Whenever the word "Philips" appears in a line of the listing, copy that line.
(Working data begins)
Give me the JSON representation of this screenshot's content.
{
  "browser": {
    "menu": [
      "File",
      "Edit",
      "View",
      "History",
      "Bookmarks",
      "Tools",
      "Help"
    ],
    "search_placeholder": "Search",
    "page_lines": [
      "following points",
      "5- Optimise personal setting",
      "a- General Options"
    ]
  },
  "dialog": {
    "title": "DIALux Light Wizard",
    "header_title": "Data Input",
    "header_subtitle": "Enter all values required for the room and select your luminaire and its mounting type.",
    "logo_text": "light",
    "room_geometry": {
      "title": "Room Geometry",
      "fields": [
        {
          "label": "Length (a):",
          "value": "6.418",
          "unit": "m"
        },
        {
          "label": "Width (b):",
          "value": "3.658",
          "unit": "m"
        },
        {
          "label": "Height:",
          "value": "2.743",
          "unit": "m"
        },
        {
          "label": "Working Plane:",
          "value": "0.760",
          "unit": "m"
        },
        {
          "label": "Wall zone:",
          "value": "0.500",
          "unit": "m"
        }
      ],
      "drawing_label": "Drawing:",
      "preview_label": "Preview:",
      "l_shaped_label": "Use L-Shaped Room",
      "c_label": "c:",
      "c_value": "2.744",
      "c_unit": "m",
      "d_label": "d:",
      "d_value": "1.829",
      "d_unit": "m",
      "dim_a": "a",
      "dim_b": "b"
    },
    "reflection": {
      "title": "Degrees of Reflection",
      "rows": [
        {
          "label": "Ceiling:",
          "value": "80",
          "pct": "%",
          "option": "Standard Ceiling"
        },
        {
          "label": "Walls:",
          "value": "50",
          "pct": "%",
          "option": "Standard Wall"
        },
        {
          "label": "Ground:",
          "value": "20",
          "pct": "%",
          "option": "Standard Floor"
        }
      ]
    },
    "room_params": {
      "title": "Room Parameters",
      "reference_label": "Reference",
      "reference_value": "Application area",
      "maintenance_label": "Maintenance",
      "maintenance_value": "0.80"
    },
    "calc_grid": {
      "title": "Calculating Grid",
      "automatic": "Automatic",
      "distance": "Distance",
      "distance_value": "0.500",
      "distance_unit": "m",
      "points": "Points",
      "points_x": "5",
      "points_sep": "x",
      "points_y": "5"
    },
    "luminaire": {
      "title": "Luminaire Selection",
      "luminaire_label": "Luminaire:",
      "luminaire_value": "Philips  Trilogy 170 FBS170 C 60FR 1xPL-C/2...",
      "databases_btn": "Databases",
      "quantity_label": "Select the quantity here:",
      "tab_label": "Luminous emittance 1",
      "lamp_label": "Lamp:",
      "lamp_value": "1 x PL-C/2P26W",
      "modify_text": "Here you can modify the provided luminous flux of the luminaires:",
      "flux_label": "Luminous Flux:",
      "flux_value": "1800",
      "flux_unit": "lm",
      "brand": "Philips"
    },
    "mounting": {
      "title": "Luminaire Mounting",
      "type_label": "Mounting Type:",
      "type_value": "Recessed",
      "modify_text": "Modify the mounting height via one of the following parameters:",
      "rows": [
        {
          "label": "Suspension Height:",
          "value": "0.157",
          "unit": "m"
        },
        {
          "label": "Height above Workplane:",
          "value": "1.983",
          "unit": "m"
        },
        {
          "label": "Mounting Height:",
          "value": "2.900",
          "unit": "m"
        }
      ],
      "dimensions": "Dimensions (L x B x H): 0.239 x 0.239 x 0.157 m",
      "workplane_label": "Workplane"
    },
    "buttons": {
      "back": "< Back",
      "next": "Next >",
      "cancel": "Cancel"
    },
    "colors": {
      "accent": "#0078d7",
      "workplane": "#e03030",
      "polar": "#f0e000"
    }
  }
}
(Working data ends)
#### Answer for the task
      "luminaire_value": "Philips  Trilogy 170 FBS170 C 60FR 1xPL-C/2...",
      "brand": "Philips"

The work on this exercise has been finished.